The album features some truly stunning moments, such as the extended jam on "My Funny Valentine," which sees Garcia and Saunders trading solos and pushing each other to new heights of creativity. Another highlight is their cover of Jimmy Cliff's "The Harder They Come," which features Garcia's soulful vocals and a blistering guitar solo that perfectly captures the song's themes of struggle and perseverance.
Another notable aspect of Garcia and Saunders' collaboration was the way they brought together different musical communities. Saunders was a well-respected figure in the Bay Area jazz scene, and his connections helped introduce Garcia to a whole new world of musicians and styles. The two also frequently played with members of the Grateful Dead, and their performances often attracted a mix of Deadheads, jazz aficionados, and music lovers of all stripes.
Despite their success and the passionate following they had amassed, Garcia and Saunders' collaboration came to an end in 1975, when Garcia decided to focus his energies on the Grateful Dead. However, the music they created together has continued to inspire and influence musicians to this day, and their legacy lives on in recordings like "Live at Keystone" and in the hearts and minds of their fans.
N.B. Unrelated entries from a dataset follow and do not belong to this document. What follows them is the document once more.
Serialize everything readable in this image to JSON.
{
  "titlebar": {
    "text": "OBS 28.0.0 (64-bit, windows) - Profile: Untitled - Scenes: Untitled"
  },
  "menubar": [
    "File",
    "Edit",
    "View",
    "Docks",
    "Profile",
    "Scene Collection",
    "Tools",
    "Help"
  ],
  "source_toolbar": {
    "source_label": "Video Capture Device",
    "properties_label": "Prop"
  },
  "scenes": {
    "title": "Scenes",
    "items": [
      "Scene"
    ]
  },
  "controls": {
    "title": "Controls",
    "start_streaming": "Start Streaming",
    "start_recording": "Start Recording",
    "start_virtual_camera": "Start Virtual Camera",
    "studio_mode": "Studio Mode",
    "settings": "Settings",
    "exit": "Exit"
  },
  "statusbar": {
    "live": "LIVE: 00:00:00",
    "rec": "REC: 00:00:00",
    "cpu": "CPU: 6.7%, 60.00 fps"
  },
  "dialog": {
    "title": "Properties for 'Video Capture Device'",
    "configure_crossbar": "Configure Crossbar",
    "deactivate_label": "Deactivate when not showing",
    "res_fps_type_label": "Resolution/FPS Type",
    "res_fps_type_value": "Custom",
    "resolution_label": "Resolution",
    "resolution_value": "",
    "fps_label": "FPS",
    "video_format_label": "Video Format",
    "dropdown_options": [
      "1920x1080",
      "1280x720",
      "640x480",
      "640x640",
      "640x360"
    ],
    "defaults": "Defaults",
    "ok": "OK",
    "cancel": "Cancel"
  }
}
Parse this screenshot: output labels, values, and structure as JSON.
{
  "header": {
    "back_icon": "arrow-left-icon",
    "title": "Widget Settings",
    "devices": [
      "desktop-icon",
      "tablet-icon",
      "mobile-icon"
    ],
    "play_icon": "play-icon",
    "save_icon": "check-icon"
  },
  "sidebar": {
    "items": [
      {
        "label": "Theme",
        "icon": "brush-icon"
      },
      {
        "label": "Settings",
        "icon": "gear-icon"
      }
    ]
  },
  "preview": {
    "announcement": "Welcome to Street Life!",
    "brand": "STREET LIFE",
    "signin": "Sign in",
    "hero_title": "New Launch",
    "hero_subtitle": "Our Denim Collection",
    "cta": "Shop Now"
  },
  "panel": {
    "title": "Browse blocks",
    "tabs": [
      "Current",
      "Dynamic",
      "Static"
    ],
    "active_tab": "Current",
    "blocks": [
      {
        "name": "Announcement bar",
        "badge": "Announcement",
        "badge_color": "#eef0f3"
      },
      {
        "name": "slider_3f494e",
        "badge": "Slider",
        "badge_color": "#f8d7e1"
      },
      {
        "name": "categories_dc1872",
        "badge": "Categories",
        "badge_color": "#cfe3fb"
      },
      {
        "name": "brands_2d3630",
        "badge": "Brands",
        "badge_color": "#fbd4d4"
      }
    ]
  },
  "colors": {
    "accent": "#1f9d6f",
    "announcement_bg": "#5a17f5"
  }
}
Jerry Garcia and Merl Saunders' collaboration between 1970 and 1975 was a remarkable period of musical exploration and experimentation. The two musicians brought together different genres and communities, creating a unique sound that was at once deeply soulful and fiercely adventurous. Their performances were marked by a sense of spontaneity and risk-taking, with Garcia and Saunders pushing each other to new heights of creativity. Although their collaboration was relatively brief, it left a lasting impact on American music and continues to inspire and delight listeners to this day.